My faith did not resurrect in a day. It was still a floor full of holes in the woodwork, but that moment was a boulder in the stream, changing its course. I remember praying later on and sensing the invitation to actually let myself believe that it was going to be answered. Let myself believe that God wanted to answer it. It felt like fruit on the branch - within reach, but I still had to make the effort. I had to let myself go there, ante in, choose faith. And I did. And as I did, something happened - not just that day but so many days following. It wasn't in the bells and whistles, the booming voice, the smoke and mirrors, but in the softness that God showed up. He spent the rest of the year showing up.

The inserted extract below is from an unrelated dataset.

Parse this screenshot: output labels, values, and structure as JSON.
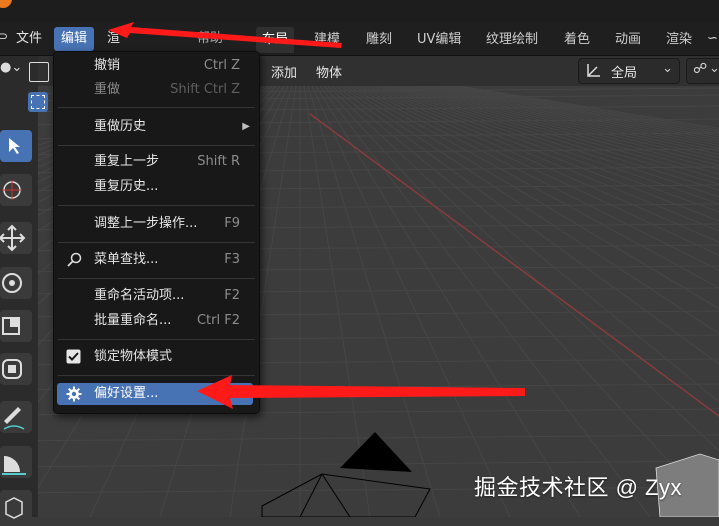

He showed up by providing for me. He showed up to pay my rent when things were short and a random $300 got transferred to my account. He showed up to provide meals when I was watching my bank account dwindle. Left and right, I watched as I was never in need. It surprised me so much at first, but I slowly began to smile inwardly with each new provision. But even more than my barest needs, God showed up in the details, the gentle surprises. He was in those tiny delights, the kind you hope for but do not voice. I learned that God not only pays my bills, but He pays attention, and it made all the difference in changing the way I understood Him. We weren't God's obligations, we were His children. Oh. As I stepped out on these little limbs, choosing faith and rejoicing that God cared, He was all too present. So sweet was the season, so full of healing, so overflowing with everything I needed. For everything I had mentally believed, the year taught me how to practically believe it.
God spent the rest of 2013 assuring me without any doubt that God answers our prayers. I believed the antithesis of what I had come into the year believing: I believed that God could do anything. I had watched Him rebuild my heart. But very importantly, through my experience wandering away I had seen that heart: my ugly, scornful, discompassionate heart. For the first time, I saw with clear eyes how desperately far for perfect, or even good, I was. And I'm not just talking about 2012. Even on a human scale, I had been every form of awkward, every vestige of broken, every prideful inch of 'together'. It wasn't for shame that I saw these things, but for gratitude. I finally understood that of all the people in the world who needed grace, I was not exempt. And God had taken the liberty to change those things in me over and above what I ever could have hoped. (And He's not done yet!)
But seeing in myself the capacity to do all wrong, all things hateful, I newly understood looking at others with love. For the most mired pieces of humanity in another, I felt I could look gently in the eye and say, Me too, friend. For the most horrifying sin, I could say, I understand. I could no longer point out the wrong of anyone, because always behind my eyes was my own reflection. Let she who has no sin cast the first stone…Such began God, having shown me His love, instructing me how to love other people.
So here we are. I'm not a perfect person, not even a particularly astounding person. But in 2013, I was a lost person who became a found person. I had spent my life knowing and loving God, but in 2013 I began to understand all the more deeply His love for me, and for all people. What has made the difference was not perfecting what I had done for Him (religion), but understanding what He had done for me. And continues to do, every day. I await, with patience, hope and excitement, what 2014 holds.